Paul joined the Radiation Group at CERN's Laboratory II in March 1972. He carried out tests on materials and components that were used in the construction of the SPS.
Following the commissioning of the SPS in 1975 and when the two laboratories were merged into one, Paul became a member of the Radiation Protection group. There, he had two roles: the first as a radiation protection officer in the underground areas, where access and personnel protection issues were of crucial importance; and the second testing the radioresistance of many different types of materials. Thanks to his detailed analyses and shrewd interpretation of the results, he became a recognised expert in the field - a recognition that extended far beyond the boundaries of CERN. He wrote many reports and co-authored several volumes of the CERN "yellow reports" issued as a catalogue on the radioresistance of materials and which continue to serve as reference works today.

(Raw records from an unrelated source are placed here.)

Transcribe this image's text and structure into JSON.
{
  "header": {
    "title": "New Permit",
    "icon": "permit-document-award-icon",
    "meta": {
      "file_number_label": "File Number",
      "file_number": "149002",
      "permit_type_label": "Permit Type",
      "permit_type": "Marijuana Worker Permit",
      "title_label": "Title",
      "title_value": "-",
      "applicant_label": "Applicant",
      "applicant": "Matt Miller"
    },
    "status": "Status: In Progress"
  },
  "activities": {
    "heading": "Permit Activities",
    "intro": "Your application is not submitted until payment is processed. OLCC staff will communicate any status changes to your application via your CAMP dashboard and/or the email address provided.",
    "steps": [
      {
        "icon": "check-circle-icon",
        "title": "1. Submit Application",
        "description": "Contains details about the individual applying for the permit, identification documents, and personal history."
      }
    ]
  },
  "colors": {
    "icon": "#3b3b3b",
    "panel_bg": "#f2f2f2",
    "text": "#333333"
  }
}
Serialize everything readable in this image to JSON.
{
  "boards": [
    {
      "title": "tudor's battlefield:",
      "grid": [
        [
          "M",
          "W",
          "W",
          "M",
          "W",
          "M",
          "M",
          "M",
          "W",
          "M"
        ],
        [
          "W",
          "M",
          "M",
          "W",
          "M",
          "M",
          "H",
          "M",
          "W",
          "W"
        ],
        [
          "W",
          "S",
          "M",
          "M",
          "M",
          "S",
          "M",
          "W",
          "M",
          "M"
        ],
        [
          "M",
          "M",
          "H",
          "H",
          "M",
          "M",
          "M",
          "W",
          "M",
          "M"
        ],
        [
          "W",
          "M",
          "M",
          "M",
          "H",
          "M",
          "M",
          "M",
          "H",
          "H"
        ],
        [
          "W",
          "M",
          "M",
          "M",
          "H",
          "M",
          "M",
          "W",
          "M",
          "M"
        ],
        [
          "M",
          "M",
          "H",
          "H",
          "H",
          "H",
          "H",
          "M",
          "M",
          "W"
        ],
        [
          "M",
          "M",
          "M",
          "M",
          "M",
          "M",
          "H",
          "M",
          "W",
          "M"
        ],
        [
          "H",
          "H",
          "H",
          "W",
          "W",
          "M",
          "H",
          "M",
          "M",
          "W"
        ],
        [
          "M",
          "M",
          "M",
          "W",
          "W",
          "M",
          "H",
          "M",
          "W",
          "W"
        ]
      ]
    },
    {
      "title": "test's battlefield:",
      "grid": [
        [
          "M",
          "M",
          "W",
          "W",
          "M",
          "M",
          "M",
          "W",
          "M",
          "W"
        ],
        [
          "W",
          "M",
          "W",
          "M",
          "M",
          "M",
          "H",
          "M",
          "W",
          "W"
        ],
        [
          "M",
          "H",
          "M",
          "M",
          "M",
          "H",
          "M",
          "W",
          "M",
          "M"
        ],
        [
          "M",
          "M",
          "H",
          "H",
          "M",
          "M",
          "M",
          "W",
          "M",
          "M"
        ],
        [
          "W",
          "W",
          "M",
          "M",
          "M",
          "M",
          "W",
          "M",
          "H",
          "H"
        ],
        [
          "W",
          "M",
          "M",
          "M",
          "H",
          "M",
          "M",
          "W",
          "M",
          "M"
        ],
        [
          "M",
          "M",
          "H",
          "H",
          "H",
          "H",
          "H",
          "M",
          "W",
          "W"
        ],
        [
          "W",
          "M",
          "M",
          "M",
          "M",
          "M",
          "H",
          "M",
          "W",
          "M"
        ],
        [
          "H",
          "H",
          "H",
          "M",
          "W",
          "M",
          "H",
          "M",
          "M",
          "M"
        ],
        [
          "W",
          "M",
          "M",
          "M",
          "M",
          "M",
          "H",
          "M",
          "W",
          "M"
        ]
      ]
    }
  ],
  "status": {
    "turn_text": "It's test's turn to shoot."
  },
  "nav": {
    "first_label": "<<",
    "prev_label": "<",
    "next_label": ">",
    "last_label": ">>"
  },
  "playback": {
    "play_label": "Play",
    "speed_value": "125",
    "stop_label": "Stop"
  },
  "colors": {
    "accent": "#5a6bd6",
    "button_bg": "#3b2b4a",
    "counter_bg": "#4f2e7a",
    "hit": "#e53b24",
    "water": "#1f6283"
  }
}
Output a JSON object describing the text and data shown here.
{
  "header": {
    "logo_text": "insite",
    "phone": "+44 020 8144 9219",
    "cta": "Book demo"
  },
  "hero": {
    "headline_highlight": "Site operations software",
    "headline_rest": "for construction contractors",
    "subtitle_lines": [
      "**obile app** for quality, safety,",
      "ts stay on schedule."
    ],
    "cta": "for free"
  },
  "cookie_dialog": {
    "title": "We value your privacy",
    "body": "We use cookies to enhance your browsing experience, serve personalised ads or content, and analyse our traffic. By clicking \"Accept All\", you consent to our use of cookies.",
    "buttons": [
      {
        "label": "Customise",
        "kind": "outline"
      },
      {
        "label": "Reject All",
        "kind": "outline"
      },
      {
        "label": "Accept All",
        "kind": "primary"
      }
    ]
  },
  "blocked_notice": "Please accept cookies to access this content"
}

In July 1988 Paul had a career change and joined the General and Electrical Safety group as a general safety inspector. Once again, he became an expert in two fields: those of safety inspection and applied ergonomics. He developed the latter field in collaboration with the Medical Service as ergonomics and the problems of working on VDUs increasingly became a focus of public attention. In addition, once the highly complex assemblies needed for the LEP had been received and commissioned, the issue of noise in the workplace and the environment needed to be addressed. Paul's work in this field made a decisive contribution to reducing noise pollution.
Paul retired in December 2004. After fewer than 8 years of retirement, he has left us much too early. We will remember him as a vivacious and dynamic colleague who worked quickly, independently and efficiently. We, his former colleagues, are deeply saddened by his untimely death and would like to convey our deepest sympathy to his family and close friends.
His friends and colleagues at CERN